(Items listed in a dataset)
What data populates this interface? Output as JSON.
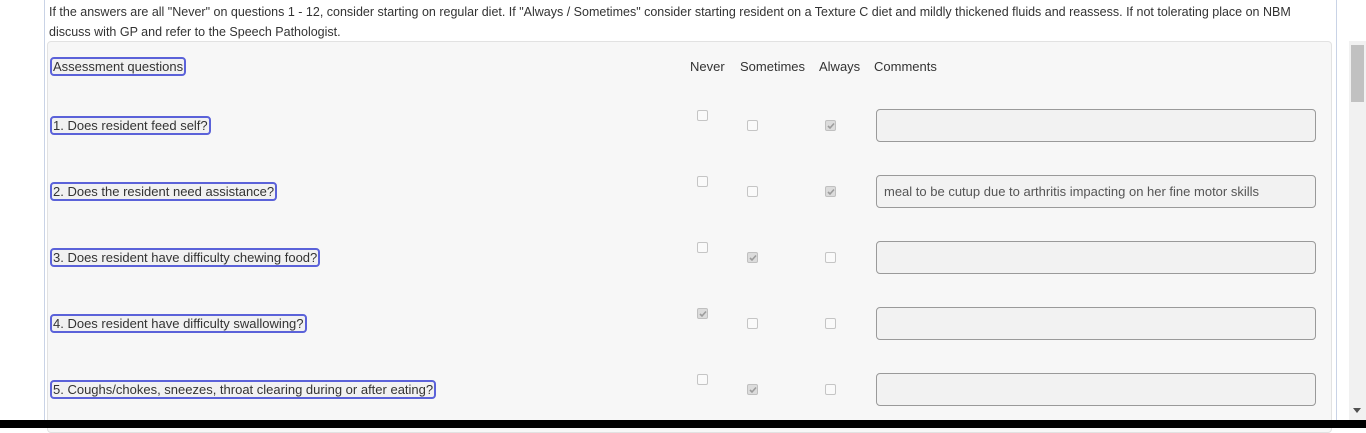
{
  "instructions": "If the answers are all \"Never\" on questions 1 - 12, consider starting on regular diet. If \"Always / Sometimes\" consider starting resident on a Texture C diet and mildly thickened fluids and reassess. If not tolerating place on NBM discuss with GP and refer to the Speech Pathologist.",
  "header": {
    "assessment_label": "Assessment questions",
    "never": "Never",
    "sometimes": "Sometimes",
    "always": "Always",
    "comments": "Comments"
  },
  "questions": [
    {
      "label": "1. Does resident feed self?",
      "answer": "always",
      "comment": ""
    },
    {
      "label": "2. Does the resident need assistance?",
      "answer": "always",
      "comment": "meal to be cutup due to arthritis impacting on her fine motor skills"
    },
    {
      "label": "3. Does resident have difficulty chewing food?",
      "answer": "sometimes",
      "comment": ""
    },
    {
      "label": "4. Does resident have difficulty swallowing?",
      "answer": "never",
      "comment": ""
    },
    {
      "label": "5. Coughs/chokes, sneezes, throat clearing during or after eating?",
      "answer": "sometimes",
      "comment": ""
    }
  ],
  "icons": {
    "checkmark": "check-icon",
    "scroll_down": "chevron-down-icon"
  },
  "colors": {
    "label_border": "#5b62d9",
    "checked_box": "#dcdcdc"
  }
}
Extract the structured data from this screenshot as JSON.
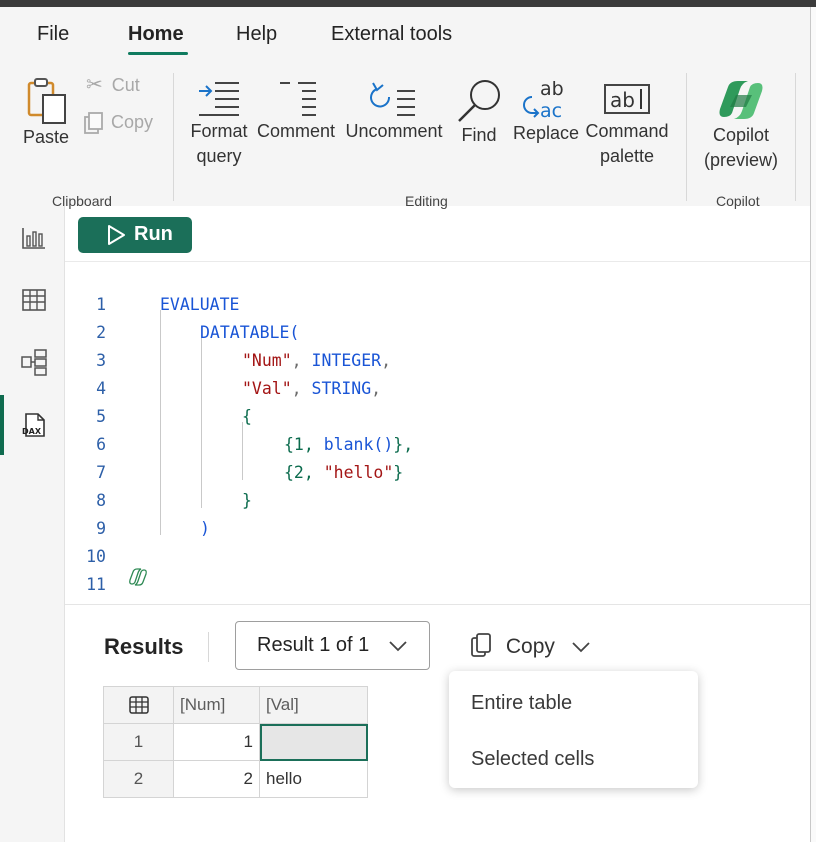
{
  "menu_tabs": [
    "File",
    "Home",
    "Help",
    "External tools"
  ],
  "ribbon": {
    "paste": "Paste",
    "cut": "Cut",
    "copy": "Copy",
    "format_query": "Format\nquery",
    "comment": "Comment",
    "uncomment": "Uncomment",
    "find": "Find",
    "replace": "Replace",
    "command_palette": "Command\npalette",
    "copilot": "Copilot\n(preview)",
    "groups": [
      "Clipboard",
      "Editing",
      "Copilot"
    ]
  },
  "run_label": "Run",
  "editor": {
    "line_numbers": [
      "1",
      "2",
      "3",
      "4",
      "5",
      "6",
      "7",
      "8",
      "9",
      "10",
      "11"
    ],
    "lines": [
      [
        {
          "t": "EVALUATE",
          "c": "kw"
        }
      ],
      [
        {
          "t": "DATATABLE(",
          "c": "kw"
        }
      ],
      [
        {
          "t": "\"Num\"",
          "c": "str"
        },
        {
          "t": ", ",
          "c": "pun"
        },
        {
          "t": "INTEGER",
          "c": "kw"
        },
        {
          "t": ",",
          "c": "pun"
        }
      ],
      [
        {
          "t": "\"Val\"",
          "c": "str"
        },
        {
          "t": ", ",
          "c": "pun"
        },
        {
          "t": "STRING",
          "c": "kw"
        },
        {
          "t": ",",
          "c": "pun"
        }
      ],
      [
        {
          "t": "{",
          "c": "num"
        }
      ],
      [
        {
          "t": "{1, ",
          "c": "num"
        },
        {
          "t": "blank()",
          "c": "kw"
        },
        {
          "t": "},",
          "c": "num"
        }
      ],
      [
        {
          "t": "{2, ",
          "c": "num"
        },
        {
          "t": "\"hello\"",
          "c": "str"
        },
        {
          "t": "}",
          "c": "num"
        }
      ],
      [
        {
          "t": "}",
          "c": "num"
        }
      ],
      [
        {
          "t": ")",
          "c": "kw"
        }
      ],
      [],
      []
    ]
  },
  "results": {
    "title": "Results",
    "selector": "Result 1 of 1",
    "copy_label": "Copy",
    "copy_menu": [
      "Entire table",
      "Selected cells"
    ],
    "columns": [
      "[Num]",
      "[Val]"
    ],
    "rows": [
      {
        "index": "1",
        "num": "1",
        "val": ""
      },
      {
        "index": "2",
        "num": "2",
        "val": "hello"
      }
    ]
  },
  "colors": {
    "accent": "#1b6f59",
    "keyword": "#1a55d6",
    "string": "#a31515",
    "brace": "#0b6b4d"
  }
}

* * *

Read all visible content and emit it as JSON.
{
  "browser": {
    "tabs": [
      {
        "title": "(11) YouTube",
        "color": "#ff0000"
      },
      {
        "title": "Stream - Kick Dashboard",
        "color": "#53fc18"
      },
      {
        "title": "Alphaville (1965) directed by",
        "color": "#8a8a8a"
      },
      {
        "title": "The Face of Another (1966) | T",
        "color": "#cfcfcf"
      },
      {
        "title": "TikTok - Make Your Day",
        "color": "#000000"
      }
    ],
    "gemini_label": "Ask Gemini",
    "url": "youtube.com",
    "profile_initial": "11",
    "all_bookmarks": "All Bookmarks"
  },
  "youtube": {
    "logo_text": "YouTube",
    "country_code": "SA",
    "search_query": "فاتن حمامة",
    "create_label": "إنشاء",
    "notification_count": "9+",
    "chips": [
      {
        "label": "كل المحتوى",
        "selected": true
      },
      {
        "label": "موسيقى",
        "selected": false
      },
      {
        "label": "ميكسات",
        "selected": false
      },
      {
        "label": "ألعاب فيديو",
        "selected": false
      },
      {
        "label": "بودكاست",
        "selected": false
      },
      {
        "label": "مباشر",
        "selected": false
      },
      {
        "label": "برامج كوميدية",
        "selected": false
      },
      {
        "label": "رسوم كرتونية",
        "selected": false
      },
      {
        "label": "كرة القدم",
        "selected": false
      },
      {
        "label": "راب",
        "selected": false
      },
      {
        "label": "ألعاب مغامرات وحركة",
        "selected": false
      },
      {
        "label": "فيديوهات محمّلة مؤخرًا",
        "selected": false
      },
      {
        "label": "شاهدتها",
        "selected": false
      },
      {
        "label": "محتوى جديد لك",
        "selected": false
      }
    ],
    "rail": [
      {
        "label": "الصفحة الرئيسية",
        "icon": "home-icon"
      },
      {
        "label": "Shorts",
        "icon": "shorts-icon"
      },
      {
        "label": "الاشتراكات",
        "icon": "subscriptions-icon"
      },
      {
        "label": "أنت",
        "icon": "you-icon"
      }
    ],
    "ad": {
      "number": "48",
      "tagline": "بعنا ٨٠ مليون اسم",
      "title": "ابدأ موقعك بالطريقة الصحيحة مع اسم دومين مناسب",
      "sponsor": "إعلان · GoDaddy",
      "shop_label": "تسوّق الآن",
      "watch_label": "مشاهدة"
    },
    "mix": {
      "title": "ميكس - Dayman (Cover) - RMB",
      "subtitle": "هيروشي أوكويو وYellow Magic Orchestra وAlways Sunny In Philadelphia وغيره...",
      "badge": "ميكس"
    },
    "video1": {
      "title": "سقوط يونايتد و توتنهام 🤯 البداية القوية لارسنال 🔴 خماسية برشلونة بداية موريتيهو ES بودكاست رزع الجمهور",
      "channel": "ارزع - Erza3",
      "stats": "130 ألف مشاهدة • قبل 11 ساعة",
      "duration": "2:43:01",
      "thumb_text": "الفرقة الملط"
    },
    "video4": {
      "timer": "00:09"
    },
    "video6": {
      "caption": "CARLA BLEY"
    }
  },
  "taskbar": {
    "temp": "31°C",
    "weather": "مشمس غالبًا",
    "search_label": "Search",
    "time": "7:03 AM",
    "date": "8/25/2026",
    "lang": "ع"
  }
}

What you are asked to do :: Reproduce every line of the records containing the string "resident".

Worked solution ::
  "instructions": "If the answers are all \"Never\" on questions 1 - 12, consider starting on regular diet. If \"Always / Sometimes\" consider starting resident on a Texture C diet and mildly thickened fluids and reassess. If not tolerating place on NBM discuss with GP and refer to the Speech Pathologist.",
      "label": "1. Does resident feed self?",
      "label": "2. Does the resident need assistance?",
      "label": "3. Does resident have difficulty chewing food?",
      "label": "4. Does resident have difficulty swallowing?",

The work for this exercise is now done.